**Task statement**
In the following material, identify every line holding the string "from" and return it.

START Data

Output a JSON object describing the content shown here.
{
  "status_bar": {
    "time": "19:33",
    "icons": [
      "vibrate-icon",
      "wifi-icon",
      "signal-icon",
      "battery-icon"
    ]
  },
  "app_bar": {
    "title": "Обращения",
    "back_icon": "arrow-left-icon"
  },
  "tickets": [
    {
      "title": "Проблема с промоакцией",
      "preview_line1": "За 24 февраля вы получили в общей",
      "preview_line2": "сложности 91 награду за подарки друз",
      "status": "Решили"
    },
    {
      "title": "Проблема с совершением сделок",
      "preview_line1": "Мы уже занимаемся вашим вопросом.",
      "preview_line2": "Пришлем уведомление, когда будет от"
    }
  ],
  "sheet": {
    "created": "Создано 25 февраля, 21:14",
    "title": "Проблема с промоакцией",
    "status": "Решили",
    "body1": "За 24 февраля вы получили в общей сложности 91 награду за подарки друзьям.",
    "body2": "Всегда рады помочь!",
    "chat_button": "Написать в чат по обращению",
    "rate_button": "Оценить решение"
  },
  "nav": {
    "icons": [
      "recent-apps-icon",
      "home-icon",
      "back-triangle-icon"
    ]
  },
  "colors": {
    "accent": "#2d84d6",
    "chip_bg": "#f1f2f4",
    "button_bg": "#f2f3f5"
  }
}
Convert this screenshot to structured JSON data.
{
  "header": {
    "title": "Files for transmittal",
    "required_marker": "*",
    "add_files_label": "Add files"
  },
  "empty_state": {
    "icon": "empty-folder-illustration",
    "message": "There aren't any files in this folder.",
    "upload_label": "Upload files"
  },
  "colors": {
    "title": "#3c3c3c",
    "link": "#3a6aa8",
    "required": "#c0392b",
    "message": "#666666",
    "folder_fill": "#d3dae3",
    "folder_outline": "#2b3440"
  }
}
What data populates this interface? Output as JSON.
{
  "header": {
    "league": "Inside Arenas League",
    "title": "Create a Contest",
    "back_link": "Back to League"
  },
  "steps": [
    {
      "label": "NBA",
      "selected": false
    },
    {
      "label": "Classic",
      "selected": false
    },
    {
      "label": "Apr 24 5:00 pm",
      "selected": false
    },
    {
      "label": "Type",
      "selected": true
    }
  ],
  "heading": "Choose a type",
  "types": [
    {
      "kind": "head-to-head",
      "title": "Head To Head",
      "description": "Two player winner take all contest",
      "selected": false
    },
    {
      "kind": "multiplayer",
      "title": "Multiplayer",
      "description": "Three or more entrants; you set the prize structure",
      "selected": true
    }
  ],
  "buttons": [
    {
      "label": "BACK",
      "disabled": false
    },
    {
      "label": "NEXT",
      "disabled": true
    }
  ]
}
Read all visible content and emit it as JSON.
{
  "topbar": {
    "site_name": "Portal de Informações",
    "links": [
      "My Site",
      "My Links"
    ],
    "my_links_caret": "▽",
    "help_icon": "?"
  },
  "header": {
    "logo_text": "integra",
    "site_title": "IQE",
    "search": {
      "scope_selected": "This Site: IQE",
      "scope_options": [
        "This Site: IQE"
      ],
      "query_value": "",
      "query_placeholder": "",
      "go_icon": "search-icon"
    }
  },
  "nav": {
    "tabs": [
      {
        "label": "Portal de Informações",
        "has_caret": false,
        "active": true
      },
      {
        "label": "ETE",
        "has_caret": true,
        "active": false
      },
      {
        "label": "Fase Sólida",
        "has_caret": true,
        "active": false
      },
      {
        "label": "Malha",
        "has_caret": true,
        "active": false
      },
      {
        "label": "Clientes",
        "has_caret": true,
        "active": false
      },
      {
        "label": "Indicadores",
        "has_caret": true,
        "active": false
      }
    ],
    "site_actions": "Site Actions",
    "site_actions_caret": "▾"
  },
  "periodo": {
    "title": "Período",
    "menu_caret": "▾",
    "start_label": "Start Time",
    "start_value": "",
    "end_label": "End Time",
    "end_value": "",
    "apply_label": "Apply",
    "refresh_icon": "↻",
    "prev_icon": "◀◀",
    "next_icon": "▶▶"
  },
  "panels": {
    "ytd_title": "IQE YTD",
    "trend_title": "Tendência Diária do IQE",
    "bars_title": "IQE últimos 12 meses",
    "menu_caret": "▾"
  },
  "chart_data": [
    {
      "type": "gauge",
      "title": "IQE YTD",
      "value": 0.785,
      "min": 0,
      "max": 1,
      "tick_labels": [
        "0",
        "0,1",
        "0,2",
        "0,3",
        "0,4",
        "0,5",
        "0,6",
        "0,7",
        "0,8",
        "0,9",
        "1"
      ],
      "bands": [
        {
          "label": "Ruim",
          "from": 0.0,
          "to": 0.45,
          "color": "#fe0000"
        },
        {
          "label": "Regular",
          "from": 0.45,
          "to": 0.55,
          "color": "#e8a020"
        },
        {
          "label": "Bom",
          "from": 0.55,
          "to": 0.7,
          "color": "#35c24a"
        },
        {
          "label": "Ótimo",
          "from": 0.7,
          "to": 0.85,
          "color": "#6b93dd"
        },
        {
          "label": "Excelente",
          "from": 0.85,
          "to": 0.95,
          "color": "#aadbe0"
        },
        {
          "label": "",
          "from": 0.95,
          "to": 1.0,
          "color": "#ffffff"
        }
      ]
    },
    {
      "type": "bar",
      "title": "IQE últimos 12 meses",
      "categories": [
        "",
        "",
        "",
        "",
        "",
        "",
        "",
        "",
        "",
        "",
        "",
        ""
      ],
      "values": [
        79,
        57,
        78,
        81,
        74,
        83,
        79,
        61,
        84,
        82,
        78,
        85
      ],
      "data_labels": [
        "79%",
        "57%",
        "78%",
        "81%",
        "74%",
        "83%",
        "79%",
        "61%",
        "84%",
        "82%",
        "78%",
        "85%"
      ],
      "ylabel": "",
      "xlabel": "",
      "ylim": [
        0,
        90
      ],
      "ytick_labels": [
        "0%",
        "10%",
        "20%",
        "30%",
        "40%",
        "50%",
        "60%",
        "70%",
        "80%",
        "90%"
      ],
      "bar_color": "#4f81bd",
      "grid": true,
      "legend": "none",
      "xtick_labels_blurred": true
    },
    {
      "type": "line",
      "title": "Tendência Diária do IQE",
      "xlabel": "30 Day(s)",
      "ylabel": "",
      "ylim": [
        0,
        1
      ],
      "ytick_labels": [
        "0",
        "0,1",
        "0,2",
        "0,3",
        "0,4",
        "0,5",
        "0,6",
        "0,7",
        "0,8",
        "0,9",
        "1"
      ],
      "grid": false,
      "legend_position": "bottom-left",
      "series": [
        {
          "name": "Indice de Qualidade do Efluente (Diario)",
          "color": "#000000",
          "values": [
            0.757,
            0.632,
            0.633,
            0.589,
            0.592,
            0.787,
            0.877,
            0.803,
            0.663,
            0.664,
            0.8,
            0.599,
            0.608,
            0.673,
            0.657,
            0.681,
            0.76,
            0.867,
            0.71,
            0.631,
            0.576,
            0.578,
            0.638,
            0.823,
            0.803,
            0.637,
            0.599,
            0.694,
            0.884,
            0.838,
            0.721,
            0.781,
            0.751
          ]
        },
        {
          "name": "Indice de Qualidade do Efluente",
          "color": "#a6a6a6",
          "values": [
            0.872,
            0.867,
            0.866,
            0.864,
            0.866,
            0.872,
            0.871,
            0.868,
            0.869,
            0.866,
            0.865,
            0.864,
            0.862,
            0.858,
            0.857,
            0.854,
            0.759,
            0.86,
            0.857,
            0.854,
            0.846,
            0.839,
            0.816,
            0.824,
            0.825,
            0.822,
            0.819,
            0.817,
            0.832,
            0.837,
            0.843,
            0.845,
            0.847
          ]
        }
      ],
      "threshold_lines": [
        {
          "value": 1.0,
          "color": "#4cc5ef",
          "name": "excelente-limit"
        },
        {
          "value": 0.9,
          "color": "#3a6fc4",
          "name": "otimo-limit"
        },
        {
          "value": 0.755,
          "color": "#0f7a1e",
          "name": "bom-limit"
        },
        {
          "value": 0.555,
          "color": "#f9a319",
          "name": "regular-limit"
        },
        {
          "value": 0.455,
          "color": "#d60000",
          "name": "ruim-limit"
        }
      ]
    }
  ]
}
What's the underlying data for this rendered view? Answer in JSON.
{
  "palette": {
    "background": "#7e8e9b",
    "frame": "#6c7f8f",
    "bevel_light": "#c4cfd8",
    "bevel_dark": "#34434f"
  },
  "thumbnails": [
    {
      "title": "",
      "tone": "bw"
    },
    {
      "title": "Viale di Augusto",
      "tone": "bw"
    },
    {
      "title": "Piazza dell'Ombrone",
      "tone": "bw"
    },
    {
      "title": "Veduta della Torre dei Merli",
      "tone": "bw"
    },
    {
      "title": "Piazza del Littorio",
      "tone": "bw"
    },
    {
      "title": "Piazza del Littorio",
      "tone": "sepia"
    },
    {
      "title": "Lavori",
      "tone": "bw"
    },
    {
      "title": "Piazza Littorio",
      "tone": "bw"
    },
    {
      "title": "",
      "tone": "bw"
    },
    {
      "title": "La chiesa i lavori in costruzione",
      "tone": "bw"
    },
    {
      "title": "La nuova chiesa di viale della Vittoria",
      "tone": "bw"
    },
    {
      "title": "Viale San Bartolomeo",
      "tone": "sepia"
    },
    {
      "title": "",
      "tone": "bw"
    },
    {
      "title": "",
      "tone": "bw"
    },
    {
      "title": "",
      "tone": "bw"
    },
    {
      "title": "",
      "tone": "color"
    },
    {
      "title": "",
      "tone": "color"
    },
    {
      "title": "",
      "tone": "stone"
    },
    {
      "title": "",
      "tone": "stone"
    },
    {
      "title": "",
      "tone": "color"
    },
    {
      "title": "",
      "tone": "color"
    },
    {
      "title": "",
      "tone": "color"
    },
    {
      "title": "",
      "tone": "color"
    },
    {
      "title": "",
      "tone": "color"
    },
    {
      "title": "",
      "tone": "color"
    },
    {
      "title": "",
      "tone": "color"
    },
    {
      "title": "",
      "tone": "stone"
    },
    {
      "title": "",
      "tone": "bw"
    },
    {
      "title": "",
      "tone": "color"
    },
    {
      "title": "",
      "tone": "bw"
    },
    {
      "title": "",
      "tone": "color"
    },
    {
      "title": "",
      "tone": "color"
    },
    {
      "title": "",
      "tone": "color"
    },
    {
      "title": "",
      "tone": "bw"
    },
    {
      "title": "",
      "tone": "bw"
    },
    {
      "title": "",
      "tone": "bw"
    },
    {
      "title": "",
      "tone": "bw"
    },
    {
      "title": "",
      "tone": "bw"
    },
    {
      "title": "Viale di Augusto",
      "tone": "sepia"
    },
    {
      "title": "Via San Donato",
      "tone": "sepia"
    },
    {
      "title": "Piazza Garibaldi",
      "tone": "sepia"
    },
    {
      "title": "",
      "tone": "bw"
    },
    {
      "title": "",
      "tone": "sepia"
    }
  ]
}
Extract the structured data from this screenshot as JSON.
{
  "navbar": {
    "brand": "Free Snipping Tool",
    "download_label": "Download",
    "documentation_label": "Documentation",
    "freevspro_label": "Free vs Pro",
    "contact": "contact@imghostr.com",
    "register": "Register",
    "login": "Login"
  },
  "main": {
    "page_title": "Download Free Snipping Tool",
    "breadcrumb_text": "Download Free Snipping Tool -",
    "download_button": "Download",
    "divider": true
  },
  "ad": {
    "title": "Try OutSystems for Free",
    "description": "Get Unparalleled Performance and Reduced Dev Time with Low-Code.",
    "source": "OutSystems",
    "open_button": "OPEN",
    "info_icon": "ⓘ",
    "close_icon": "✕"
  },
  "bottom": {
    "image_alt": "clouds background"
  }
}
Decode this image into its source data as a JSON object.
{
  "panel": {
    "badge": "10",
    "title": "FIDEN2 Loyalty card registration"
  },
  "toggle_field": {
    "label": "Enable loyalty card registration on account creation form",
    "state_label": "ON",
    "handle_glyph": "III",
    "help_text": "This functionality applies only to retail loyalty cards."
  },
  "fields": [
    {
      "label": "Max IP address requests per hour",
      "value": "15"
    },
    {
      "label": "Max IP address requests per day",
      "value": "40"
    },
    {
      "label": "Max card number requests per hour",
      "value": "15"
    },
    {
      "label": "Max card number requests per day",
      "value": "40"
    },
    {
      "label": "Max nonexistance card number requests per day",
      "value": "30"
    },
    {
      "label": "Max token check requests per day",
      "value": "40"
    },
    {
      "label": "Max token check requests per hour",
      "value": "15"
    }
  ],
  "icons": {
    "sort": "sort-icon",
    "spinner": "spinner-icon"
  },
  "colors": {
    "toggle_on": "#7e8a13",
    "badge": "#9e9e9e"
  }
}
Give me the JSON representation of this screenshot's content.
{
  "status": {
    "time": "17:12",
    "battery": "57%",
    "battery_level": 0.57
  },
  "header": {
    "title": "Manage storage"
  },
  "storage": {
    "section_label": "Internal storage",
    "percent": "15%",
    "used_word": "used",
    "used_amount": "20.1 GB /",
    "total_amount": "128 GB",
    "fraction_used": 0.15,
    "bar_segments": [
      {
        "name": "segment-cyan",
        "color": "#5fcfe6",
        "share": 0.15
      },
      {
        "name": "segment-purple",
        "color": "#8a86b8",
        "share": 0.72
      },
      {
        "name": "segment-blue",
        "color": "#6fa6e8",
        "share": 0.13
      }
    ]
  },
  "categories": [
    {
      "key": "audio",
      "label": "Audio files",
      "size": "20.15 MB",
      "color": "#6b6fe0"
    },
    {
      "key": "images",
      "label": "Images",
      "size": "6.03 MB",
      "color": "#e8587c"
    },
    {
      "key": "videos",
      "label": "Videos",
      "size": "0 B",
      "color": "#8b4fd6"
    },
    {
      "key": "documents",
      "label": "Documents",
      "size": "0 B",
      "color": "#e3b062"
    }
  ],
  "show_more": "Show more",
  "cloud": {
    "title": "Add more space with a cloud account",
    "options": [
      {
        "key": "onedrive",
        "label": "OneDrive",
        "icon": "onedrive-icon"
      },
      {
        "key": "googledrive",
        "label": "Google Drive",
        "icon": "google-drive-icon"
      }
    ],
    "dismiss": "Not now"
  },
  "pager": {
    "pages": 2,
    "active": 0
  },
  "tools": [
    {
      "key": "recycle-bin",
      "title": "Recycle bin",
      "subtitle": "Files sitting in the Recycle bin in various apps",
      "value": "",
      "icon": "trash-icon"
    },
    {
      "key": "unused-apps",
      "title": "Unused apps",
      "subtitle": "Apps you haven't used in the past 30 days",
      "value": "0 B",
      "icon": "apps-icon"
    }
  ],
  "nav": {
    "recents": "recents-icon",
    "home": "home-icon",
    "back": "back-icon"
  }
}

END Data

**Exercise result**
          "from": 0.0,
          "from": 0.45,
          "from": 0.55,
          "from": 0.7,
          "from": 0.85,
          "from": 0.95,
Extract the structured data from this screenshot as JSON.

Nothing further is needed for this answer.